|2 Sep 1983||AS||Assignment|
Owner name: CORROSION LOGGING SERVICE INTERNATIONAL (49%)
Free format text: ASSIGNS TO EACH ASSIGNEE THE PERCENTAGES OPPOSITE THEIR RESPECTIVE NAMES.;ASSIGNOR:SOUTHWEST RESEARCH INSTITUTE;REEL/FRAME:004215/0981
Effective date: 19830825
Owner name: SOUTHWEST RESEARCH INSTITUTE 6220 CULEBRA ROAD, SA
Free format text: ASSIGNMENT OF ASSIGNORS INTEREST.;ASSIGNORS:DARILEK, GLENN T.;COOPER, EDWARD H. JR.;REEL/FRAME:004215/0978
Effective date: 19830825
Owner name: TEXAS GAS DEVELOPMENT CORPORATION (51%)
Free format text: ASSIGNS TO EACH ASSIGNEE THE PERCENTAGES OPPOSITE THEIR RESPECTIVE NAMES.;ASSIGNOR:SOUTHWEST RESEARCH INSTITUTE;REEL/FRAME:004215/0981
Effective date: 19830825
|3 Mar 1989||FPAY||Fee payment|
Year of fee payment: 4
|19 Sep 1993||LAPS||Lapse for failure to pay maintenance fees|

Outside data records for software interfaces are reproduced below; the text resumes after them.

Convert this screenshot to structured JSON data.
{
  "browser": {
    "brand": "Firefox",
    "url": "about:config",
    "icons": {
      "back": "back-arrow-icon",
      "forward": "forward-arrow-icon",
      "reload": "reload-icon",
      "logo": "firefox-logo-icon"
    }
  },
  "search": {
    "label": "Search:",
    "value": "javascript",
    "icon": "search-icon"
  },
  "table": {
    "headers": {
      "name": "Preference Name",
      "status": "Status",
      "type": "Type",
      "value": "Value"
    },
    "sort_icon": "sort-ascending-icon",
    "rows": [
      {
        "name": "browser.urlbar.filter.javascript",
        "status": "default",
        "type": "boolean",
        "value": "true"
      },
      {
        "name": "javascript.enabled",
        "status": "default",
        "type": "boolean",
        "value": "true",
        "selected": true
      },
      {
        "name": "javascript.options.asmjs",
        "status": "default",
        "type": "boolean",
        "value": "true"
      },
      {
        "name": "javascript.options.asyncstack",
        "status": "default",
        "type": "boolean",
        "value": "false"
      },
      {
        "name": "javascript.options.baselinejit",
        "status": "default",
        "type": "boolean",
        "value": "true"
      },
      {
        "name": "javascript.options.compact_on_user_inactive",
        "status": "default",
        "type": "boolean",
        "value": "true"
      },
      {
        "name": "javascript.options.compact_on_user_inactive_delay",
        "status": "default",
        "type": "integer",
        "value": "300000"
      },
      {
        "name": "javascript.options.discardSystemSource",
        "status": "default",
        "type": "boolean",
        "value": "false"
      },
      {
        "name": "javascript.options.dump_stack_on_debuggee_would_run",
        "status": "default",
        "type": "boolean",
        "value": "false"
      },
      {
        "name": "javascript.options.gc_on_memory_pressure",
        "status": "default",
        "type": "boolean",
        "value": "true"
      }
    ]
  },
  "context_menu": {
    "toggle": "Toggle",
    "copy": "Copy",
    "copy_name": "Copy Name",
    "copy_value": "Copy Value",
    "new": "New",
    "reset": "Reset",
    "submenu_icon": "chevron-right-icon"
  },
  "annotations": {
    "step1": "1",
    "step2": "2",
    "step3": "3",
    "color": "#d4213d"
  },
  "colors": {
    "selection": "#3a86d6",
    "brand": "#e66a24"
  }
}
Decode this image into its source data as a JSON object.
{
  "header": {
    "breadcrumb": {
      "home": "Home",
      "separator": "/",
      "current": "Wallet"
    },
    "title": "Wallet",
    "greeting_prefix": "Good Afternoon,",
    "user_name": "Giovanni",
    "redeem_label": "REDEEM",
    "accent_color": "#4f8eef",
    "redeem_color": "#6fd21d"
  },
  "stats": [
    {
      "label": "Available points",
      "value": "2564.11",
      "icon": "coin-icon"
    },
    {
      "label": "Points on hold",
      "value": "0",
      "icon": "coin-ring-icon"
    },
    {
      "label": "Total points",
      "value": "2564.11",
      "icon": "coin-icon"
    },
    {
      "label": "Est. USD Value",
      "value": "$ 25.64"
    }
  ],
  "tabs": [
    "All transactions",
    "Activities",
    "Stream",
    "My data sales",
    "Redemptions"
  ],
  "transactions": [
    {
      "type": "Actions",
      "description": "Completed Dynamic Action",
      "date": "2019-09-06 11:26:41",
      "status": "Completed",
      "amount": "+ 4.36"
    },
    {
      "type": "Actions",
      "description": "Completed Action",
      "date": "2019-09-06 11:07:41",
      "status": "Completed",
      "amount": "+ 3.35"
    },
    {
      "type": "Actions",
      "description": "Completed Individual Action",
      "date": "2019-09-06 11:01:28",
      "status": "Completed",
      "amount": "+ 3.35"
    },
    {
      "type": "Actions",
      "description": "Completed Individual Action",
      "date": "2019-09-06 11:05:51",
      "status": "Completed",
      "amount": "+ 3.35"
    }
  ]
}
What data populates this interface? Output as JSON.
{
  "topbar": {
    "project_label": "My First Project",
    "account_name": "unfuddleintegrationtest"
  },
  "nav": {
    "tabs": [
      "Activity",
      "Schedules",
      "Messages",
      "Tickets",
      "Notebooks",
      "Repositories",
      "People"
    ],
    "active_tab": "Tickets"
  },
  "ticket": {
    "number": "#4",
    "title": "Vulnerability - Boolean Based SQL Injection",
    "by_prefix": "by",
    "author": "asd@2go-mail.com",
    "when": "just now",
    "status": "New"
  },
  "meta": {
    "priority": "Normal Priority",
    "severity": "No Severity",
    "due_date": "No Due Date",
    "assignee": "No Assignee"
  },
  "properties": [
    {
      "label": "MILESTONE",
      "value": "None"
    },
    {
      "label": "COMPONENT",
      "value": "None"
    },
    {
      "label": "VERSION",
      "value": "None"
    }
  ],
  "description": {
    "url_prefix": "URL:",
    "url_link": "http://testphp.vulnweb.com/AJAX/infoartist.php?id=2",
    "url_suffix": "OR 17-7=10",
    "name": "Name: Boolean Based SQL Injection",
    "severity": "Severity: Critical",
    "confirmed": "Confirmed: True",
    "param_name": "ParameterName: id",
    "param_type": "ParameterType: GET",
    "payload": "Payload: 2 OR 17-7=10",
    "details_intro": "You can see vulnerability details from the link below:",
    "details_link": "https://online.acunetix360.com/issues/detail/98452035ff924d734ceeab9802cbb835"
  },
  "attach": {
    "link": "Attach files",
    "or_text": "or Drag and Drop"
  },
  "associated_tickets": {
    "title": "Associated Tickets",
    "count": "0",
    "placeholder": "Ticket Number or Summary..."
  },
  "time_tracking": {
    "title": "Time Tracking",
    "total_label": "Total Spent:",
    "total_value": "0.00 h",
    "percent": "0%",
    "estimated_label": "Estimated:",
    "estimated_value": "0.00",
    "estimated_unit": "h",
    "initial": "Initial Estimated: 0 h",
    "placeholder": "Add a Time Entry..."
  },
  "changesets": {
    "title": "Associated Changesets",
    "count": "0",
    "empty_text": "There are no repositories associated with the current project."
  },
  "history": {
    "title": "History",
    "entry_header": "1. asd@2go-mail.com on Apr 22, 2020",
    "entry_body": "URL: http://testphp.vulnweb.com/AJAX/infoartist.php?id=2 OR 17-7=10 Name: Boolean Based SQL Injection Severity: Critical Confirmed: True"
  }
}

|7 Dec 1993||FP||Expired due to failure to pay maintenance fee|
Effective date: 19930919